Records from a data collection
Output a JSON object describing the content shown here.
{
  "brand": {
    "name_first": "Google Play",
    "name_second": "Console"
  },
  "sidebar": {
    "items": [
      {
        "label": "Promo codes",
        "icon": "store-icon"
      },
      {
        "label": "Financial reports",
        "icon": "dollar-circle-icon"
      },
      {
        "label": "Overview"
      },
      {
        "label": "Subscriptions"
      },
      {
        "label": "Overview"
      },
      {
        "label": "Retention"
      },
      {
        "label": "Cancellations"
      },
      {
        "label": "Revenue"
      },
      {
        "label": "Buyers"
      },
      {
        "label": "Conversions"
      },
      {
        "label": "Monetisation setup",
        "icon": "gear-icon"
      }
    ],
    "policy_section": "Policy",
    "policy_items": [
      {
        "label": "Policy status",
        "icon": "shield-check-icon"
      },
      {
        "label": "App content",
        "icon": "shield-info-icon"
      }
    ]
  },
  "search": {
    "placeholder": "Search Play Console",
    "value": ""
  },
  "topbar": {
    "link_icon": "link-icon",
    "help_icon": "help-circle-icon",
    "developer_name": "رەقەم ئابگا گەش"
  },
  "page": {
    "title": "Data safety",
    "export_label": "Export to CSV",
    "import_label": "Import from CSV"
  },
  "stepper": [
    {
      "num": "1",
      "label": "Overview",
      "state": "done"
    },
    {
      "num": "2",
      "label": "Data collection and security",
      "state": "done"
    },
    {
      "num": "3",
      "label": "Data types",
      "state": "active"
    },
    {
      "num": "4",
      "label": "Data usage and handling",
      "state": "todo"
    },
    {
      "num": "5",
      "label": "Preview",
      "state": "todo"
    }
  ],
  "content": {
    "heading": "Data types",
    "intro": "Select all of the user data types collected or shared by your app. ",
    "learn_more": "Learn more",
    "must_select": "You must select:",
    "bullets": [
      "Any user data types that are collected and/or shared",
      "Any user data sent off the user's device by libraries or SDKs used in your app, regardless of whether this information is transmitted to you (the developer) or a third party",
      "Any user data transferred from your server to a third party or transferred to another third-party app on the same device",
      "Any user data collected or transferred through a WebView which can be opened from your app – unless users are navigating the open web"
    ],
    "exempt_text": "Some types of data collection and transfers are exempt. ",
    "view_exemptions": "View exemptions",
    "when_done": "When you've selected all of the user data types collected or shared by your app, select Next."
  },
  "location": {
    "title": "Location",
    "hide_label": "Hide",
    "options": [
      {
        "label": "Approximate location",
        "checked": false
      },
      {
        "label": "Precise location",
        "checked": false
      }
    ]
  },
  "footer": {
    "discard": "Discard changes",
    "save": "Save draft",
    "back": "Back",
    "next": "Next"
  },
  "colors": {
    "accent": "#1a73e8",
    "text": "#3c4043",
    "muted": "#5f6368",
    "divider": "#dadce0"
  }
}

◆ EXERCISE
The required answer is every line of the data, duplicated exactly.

◆ SOLUTION FOR THIS TASK
Output a JSON object describing the content shown here.
{
  "brand": {
    "name_first": "Google Play",
    "name_second": "Console"
  },
  "sidebar": {
    "items": [
      {
        "label": "Promo codes",
        "icon": "store-icon"
      },
      {
        "label": "Financial reports",
        "icon": "dollar-circle-icon"
      },
      {
        "label": "Overview"
      },
      {
        "label": "Subscriptions"
      },
      {
        "label": "Overview"
      },
      {
        "label": "Retention"
      },
      {
        "label": "Cancellations"
      },
      {
        "label": "Revenue"
      },
      {
        "label": "Buyers"
      },
      {
        "label": "Conversions"
      },
      {
        "label": "Monetisation setup",
        "icon": "gear-icon"
      }
    ],
    "policy_section": "Policy",
    "policy_items": [
      {
        "label": "Policy status",
        "icon": "shield-check-icon"
      },
      {
        "label": "App content",
        "icon": "shield-info-icon"
      }
    ]
  },
  "search": {
    "placeholder": "Search Play Console",
    "value": ""
  },
  "topbar": {
    "link_icon": "link-icon",
    "help_icon": "help-circle-icon",
    "developer_name": "رەقەم ئابگا گەش"
  },
  "page": {
    "title": "Data safety",
    "export_label": "Export to CSV",
    "import_label": "Import from CSV"
  },
  "stepper": [
    {
      "num": "1",
      "label": "Overview",
      "state": "done"
    },
    {
      "num": "2",
      "label": "Data collection and security",
      "state": "done"
    },
    {
      "num": "3",
      "label": "Data types",
      "state": "active"
    },
    {
      "num": "4",
      "label": "Data usage and handling",
      "state": "todo"
    },
    {
      "num": "5",
      "label": "Preview",
      "state": "todo"
    }
  ],
  "content": {
    "heading": "Data types",
    "intro": "Select all of the user data types collected or shared by your app. ",
    "learn_more": "Learn more",
    "must_select": "You must select:",
    "bullets": [
      "Any user data types that are collected and/or shared",
      "Any user data sent off the user's device by libraries or SDKs used in your app, regardless of whether this information is transmitted to you (the developer) or a third party",
      "Any user data transferred from your server to a third party or transferred to another third-party app on the same device",
      "Any user data collected or transferred through a WebView which can be opened from your app – unless users are navigating the open web"
    ],
    "exempt_text": "Some types of data collection and transfers are exempt. ",
    "view_exemptions": "View exemptions",
    "when_done": "When you've selected all of the user data types collected or shared by your app, select Next."
  },
  "location": {
    "title": "Location",
    "hide_label": "Hide",
    "options": [
      {
        "label": "Approximate location",
        "checked": false
      },
      {
        "label": "Precise location",
        "checked": false
      }
    ]
  },
  "footer": {
    "discard": "Discard changes",
    "save": "Save draft",
    "back": "Back",
    "next": "Next"
  },
  "colors": {
    "accent": "#1a73e8",
    "text": "#3c4043",
    "muted": "#5f6368",
    "divider": "#dadce0"
  }
}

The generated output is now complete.